1. A radar station comprising a transmitter and a receiver, means to change the frequency of the transmitter and receiver continuously and simultaneously over a predetermined frequency band, means for receiving and detecting signals in said band during said frequency changing, means for detecting gaps during said reception in which no signals are present, and means responsive to detection of such a gap to cause transmission of a radar signal from said transmitter.

2. An arrangement according to claim 1, wherein said transmitter comprises an oscillator and said receiver a local oscillator and wherein said means to change the frequency comprises a sweep generator, coupled to said transmitter oscillator and to said local oscillator, and wherein said means for detecting gaps includes means to interrupt the frequency sweeping of the said oscillators.

Wu Dec. 5, 1950 Miller Feb. 27, 1951

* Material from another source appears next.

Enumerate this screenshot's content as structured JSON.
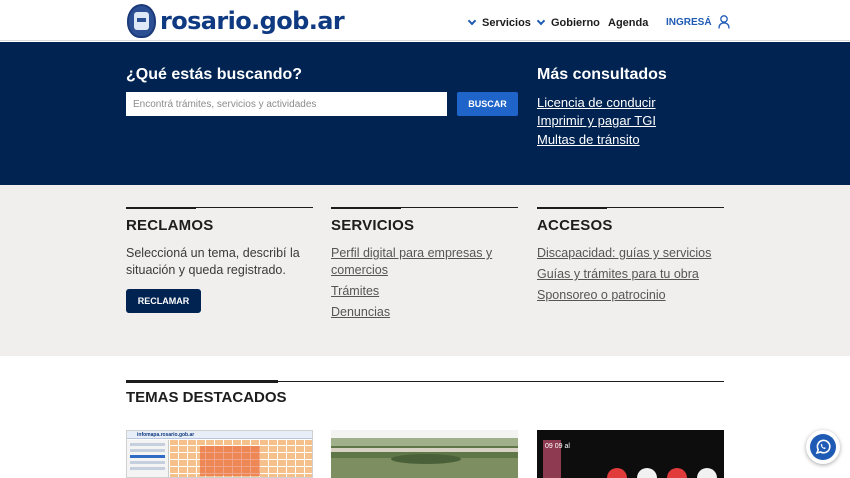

Patent Citations
Cited PatentFiling datePublication dateApplicantTitle
US2532589 *Jul 9, 1945Dec 5, 1950Ieu-Liang Wu WilliamSignal-seeking transceiver
US2543042 *May 7, 1945Feb 27, 1951Standard Telephones Cables LtdTuning means for coaxial line conductors
Referenced by
Citing PatentFiling datePublication dateApplicantTitle
US3096481 *Feb 26, 1958Jul 2, 1963Raytheon CoTraveling wave tube systems
US3324469 *May 25, 1956Jun 6, 1967Hughes Aircraft CoFrequency diversity radar ranging system
US3487461 *Mar 22, 1968Dec 30, 1969Hughes Aircraft CoFrequency tracking circuit
US3670333 *Apr 27, 1960Jun 13, 1972Gen ElectricAutomatic sweep electronic countermeasures system
US3755814 *Feb 8, 1971Aug 28, 1973Us NavyPrecision transponder system
US3870995 *Feb 25, 1971Mar 11, 1975Us NavyElectronic countermeasures system
US4307400 *Sep 29, 1968Dec 22, 1981The United States Of America As Represented By The Secretary Of The NavyElectronic countermeasures system and method of utilizing the same
US4679048 *Apr 25, 1985Jul 7, 1987Grumman Aerospace CorporationAdaptive spread spectrum radar
US4716573 *Nov 8, 1985Dec 29, 1987Telefonaktiebolaget Lm EricssonMethod of reducing the effect of narrowband jammers in radio communication between two stations
US5368554 *Nov 20, 1992Nov 29, 1994Minnesota Mining And Manufacturing CompanyBlood pumping system with selective backflow warning
US5564420 *Apr 14, 1995Oct 15, 1996Minnesota Mining And Manufacturing CompanyMedical device with EMI detection and cancellation
DE1158593B *Mar 25, 1960Dec 5, 1963Hollandse Signaalapparaten BvImpulsrueckstrahlortungsgeraet mit selbsttaetig erfolgender entstoerender Veraenderung der Traegerfrequenz und/oder der Polarisationsrichtung
DE1466026C1 *Jan 8, 1965Jun 15, 1978CsfMit variierender Traegerfrequenz,jedoch konstanter Zwischenfrequenz arbeitendes Impulsradargeraet
Classifications
U.S. Classification342/18
International ClassificationG01S7/36
Cooperative ClassificationG01S7/36
European ClassificationG01S7/36